Shan Zhaojian, 84, nicknamed China's "father of skiing", stretches before skiing with friends at the Yunju ski resort in Beijing, China, December 29, 2021. Picture taken December 29, 2021 REUTERS/Thomas Peter

BEIJING, Jan 14(Reuters) – Shan Zhaojian stretches his arms and legs to warm up as the 83-year-old prepares to ski down a mountain just outside China’s capital of Beijing.

The bespectacled skier is technically retired, but thanks to his nickname as China’s “father of skiing”, he has been a prominent icon in the country’s campaign to encourage an interest in winter sports as it gears up to host the Winter Olympics from Feb. 4-20.

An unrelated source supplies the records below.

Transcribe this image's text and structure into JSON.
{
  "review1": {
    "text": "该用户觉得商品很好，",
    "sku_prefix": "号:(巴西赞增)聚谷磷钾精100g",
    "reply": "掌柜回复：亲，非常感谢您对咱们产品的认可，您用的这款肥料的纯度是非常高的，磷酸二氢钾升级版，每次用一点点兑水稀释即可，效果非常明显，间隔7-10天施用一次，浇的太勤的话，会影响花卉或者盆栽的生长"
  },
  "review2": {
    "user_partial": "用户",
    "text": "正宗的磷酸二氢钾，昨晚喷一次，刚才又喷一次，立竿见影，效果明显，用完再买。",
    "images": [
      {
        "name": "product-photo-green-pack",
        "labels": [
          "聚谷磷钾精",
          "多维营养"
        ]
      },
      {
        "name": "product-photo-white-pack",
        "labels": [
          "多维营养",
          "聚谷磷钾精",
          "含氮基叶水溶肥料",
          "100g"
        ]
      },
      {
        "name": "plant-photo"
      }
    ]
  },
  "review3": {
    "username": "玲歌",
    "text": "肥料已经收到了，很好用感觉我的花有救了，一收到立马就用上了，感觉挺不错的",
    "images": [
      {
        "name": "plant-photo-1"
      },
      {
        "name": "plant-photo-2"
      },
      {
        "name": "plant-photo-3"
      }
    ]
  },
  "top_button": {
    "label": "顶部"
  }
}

Shan has become a well-known advocate for the sport in the country in the decades since he was China’s first national skiing champion in 1957.

“At that time, we had no such things as ski outfits and had no idea that there were such a thing as professional skiing clothes,” he said.

Shan, who hails from China’s mountainous and wintry northeastern Jilin province, joined a professional skiing training team in 1954 at 16. At the time, he recalled, he trained in his normal daily clothes, donning another layer when they got wet.

He made his own wooden skis, sometimes seeking help from a friendly carpenter to help improve them.

He retired at 24 because of injuries but continued to play a prominent role in the sport, taking up positions such as the secretary-general of the Chinese Ski Association, from which he has retired.

He has also become a ski historian, with a focus on China’s Altay region, where he says cave paintings that date back thousands of years indicate that skiing started in China rather than Russia. The snow-covered region sits in the north of the country’s far western Xinjiang province.

China has said it wants to become a winter sports powerhouse, although it currently trails far behind the likes of Norway, Canada and the United States in terms of Olympic medals. To date, it has won a total of 13 gold medals since it first sent a team to the Winter Games in 1980.

Shan said that his country had made big strides in becoming globally competitive in the sport, but that his biggest wish for the upcoming Games was not for China to win medals, but to see the competition spur more ordinary people try winter sports.

“I’ve witnessed the development of China’s snow sports for 70 years and I know we are a beginner,” he said. “My hope is that the Olympics can popularise the Winter Games among the Chinese people.”

More Stories